Problem description
Each record must be copied in full and unchanged; any image it holds is excluded.

Task data
○ ○ ○ ○ ○ ○ ○
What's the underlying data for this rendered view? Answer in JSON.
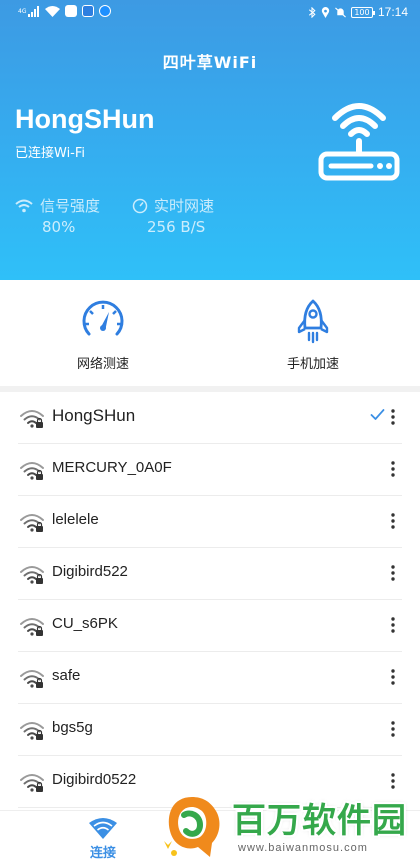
{
  "status_bar": {
    "left_icons": [
      "sim-signal-icon",
      "wifi-icon",
      "message-icon",
      "app-icon-blue",
      "app-icon-blue-2"
    ],
    "right_icons": [
      "bluetooth-icon",
      "location-icon",
      "silent-icon"
    ],
    "battery": "100",
    "time": "17:14"
  },
  "header": {
    "title": "四叶草WiFi",
    "ssid": "HongSHun",
    "status": "已连接Wi-Fi",
    "signal_label": "信号强度",
    "signal_value": "80%",
    "signal_strength": 0.8,
    "speed_label": "实时网速",
    "speed_value": "256 B/S"
  },
  "actions": [
    {
      "label": "网络测速",
      "icon": "speedometer-icon"
    },
    {
      "label": "手机加速",
      "icon": "rocket-icon"
    }
  ],
  "networks": [
    {
      "name": "HongSHun",
      "current": true
    },
    {
      "name": "MERCURY_0A0F",
      "current": false
    },
    {
      "name": "lelelele",
      "current": false
    },
    {
      "name": "Digibird522",
      "current": false
    },
    {
      "name": "CU_s6PK",
      "current": false
    },
    {
      "name": "safe",
      "current": false
    },
    {
      "name": "bgs5g",
      "current": false
    },
    {
      "name": "Digibird0522",
      "current": false
    }
  ],
  "bottom_nav": {
    "tabs": [
      {
        "label": "连接",
        "icon": "wifi-icon",
        "active": true
      }
    ]
  },
  "watermark": {
    "text": "百万软件园",
    "url": "www.baiwanmosu.com"
  },
  "colors": {
    "header_gradient_top": "#3d9ae3",
    "header_gradient_bottom": "#2fc0f8",
    "accent_blue": "#3b8fe4",
    "check_blue": "#3b8fe4",
    "watermark_green": "#35a84b"
  }
}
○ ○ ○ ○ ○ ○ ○
Solved problem
What's the underlying data for this rendered view? Answer in JSON.
{
  "status_bar": {
    "left_icons": [
      "sim-signal-icon",
      "wifi-icon",
      "message-icon",
      "app-icon-blue",
      "app-icon-blue-2"
    ],
    "right_icons": [
      "bluetooth-icon",
      "location-icon",
      "silent-icon"
    ],
    "battery": "100",
    "time": "17:14"
  },
  "header": {
    "title": "四叶草WiFi",
    "ssid": "HongSHun",
    "status": "已连接Wi-Fi",
    "signal_label": "信号强度",
    "signal_value": "80%",
    "signal_strength": 0.8,
    "speed_label": "实时网速",
    "speed_value": "256 B/S"
  },
  "actions": [
    {
      "label": "网络测速",
      "icon": "speedometer-icon"
    },
    {
      "label": "手机加速",
      "icon": "rocket-icon"
    }
  ],
  "networks": [
    {
      "name": "HongSHun",
      "current": true
    },
    {
      "name": "MERCURY_0A0F",
      "current": false
    },
    {
      "name": "lelelele",
      "current": false
    },
    {
      "name": "Digibird522",
      "current": false
    },
    {
      "name": "CU_s6PK",
      "current": false
    },
    {
      "name": "safe",
      "current": false
    },
    {
      "name": "bgs5g",
      "current": false
    },
    {
      "name": "Digibird0522",
      "current": false
    }
  ],
  "bottom_nav": {
    "tabs": [
      {
        "label": "连接",
        "icon": "wifi-icon",
        "active": true
      }
    ]
  },
  "watermark": {
    "text": "百万软件园",
    "url": "www.baiwanmosu.com"
  },
  "colors": {
    "header_gradient_top": "#3d9ae3",
    "header_gradient_bottom": "#2fc0f8",
    "accent_blue": "#3b8fe4",
    "check_blue": "#3b8fe4",
    "watermark_green": "#35a84b"
  }
}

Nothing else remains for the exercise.